§ **YOUR OBJECTIVE**: The count of lines below that include the string "tshark" is the whole answer; write it alone.

Page and application data records:
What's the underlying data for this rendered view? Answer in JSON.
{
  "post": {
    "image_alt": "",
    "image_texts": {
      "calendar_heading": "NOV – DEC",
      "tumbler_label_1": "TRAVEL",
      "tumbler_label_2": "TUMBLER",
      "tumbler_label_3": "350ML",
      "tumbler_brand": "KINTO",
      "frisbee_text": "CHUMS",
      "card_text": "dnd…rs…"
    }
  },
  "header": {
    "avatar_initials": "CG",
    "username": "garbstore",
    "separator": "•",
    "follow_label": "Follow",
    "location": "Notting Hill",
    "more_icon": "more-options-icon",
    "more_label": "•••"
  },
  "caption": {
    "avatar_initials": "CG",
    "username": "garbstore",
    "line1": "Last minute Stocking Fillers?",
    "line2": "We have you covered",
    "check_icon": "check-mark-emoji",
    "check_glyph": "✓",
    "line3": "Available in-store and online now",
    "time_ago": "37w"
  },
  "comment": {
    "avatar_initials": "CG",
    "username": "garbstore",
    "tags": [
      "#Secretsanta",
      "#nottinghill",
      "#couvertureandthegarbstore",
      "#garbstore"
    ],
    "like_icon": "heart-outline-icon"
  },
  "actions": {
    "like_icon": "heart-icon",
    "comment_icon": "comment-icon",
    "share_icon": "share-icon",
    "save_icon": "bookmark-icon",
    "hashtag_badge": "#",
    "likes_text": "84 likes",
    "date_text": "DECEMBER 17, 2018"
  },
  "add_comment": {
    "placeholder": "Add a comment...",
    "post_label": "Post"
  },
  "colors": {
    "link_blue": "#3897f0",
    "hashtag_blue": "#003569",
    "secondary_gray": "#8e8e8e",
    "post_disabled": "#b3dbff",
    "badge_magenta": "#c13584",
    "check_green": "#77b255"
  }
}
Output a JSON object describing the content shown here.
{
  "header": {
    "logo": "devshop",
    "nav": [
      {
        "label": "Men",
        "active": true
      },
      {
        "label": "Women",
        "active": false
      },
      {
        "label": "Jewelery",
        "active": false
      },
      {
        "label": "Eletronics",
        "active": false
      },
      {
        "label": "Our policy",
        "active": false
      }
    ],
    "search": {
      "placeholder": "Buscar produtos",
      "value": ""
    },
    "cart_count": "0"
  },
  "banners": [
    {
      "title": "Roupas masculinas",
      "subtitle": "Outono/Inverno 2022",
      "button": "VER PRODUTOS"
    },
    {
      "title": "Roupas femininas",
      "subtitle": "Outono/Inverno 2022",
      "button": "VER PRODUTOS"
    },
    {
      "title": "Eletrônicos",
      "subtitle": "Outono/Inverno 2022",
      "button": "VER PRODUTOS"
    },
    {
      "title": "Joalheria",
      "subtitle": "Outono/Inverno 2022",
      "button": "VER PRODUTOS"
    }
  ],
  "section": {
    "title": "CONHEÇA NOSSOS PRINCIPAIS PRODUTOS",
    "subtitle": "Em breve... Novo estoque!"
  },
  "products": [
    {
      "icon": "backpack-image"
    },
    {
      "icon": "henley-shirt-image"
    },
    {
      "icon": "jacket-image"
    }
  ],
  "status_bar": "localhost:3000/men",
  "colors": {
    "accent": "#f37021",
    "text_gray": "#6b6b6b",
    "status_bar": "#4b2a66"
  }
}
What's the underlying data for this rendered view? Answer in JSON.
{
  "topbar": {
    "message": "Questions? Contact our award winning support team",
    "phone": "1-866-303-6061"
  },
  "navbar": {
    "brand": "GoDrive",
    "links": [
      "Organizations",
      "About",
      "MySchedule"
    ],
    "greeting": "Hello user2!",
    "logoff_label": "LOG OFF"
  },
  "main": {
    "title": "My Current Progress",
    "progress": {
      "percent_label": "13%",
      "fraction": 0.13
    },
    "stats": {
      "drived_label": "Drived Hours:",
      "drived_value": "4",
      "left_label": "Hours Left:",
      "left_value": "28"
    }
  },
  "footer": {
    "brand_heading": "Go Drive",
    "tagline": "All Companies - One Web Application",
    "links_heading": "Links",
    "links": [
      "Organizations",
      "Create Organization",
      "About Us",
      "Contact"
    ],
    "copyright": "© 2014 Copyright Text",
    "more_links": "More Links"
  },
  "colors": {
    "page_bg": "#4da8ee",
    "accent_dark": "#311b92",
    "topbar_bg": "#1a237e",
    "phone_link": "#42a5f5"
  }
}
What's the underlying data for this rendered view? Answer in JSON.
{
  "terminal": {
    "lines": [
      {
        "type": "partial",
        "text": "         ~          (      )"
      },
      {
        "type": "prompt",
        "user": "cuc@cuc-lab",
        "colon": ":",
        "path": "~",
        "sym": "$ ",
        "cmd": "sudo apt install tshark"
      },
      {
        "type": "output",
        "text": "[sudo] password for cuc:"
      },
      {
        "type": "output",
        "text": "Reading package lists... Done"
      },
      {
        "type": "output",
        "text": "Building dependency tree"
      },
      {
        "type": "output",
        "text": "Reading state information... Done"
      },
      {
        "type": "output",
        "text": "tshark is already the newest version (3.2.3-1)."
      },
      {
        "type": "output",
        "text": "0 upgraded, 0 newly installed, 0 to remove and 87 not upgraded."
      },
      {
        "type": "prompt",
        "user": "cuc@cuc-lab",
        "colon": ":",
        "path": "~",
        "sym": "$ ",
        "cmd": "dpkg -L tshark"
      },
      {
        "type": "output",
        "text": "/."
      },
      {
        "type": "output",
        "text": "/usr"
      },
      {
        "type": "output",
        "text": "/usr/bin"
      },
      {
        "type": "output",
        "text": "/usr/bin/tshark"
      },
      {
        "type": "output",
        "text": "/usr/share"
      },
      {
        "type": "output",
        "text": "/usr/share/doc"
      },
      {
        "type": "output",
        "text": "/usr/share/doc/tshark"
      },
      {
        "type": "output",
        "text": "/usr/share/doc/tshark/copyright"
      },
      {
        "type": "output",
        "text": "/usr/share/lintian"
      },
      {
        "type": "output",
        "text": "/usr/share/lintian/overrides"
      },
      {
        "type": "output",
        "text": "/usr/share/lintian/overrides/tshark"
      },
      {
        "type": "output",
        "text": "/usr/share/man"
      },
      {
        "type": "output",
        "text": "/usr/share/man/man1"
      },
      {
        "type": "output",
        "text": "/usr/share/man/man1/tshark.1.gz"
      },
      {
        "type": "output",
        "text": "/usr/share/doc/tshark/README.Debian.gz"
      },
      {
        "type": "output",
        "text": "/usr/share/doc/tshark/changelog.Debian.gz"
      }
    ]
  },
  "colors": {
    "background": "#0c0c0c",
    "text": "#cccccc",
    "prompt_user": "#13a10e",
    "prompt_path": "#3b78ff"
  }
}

§ **WRITTEN SOLUTION**: 10